“We do some weird stuff down at that building.”
Malcolm Ingram has a strong reputation on the festival circuit. A pioneer for the LGBTQ+ community, his films have helped to educate and normalize people, places, and things within the “lifestyle.” From Small Town Gay Bar and Bear Nation to Continental and Out to Win, Ingram has a knack for crafting a narrative, often informing without preaching or belittling those who either don’t agree or don’t fully understand.
Southern Pride, Ingram’s latest entry into his anthology series of enlightening documentaries, carries the same themes as his previous films: discipline and tolerance. However, the famed director hits a wall here. Unable to forge a path into our hearts as his subjects fail to yield any real sympathy, he walks us through their struggles and triumphs without the necessary gist or passion. Ingram opts to rely on our perceived (and expected) emotions as he tells an all-encompassing story that hits on politics, religion, and social acceptance. While there is undeniably a story here, it is much larger than Ingram foresaw, and as a result, he often gets lost within the many tangents of his central focus.

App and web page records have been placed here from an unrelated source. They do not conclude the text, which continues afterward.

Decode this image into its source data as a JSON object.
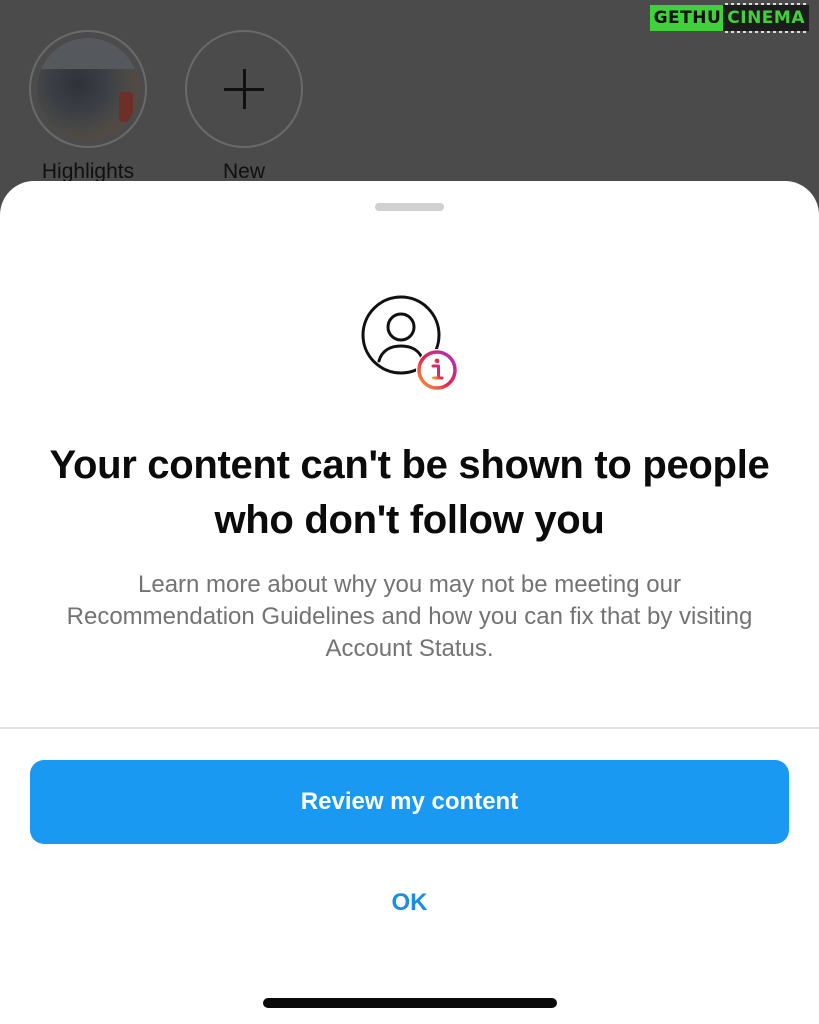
{
  "background": {
    "highlights": [
      {
        "label": "Highlights",
        "icon": "cover-photo"
      },
      {
        "label": "New",
        "icon": "plus-icon"
      }
    ]
  },
  "watermark": {
    "left_text": "GETHU",
    "right_text": "CINEMA"
  },
  "sheet": {
    "icon": "account-info-icon",
    "title": "Your content can't be shown to people who don't follow you",
    "description": "Learn more about why you may not be meeting our Recommendation Guidelines and how you can fix that by visiting Account Status.",
    "primary_button_label": "Review my content",
    "secondary_button_label": "OK"
  },
  "colors": {
    "primary_button": "#1999f2",
    "link": "#1a8fe0",
    "overlay": "#4a4a4a"
  }
}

Centering on two separate small towns, both stationed in the heart of Trump-land Mississippi, Southern Pride quickly goes through the motions, introducing us to Lynn Koval, the white owner of Just Us Lounge, the oldest gay bar in the state. Through the first third of the film, we learn all about the bar, its historical significance as well as its current position as the backbone to the LGBTQ+ community. But absent are the personal antidotes and intimate details that help give the bar a resounding pulse.
As presented, the place is nothing more than a local hangout that provides a safe haven of sorts during trying times. We never get to understand its draw fully, and the tiresome effort of Lynn and her band of courageous fighters is glossed over and never fully developed as they work to execute a plan that would result in the first public Pride event in their small town of Biloxi.
Meanwhile, just down the interstate in Hattiesburg is Shawn Perryon Sr., the owner of Club Exclusive. She too is working to create the first public Pride event in her city, though her journey is left much to the imagination as screen time is limited. The result is a fight that is more assumed than documented making her reemergence towards the end of the film a dire attempt to visually unite the two stories that are already sociologically connected.
That, in large part, is the primary issue that sits at the base of Southern Pride. Though the story is one that needs proper exposure, Ingram attempts to deliver too much, forgetting the power that lies within the details as he skips from interview to interview, never dissecting the information that is presented and all too often distracted by what possibly lies ahead.
As we return to Lynn and see her struggle to raise money and gain the community’s support in her “project,” you do feel that she is fighting an uphill battle. However, as she complains about her current financial obligations, the unexpected construction outside of her bar, and the impending weather that can change on a dime, you begin to realize that Lynn is bearing anb enormous amount of burden. We never see anyone come to her aid, nor is there any focus given to her supporting staff. Whether anyone ever did or not is irrelevant. Southern Pride is a film about inclusiveness and togetherness, yet somehow it fails to showcase either in its most basic form.
*Southern Pride is being being released on all VOD platforms.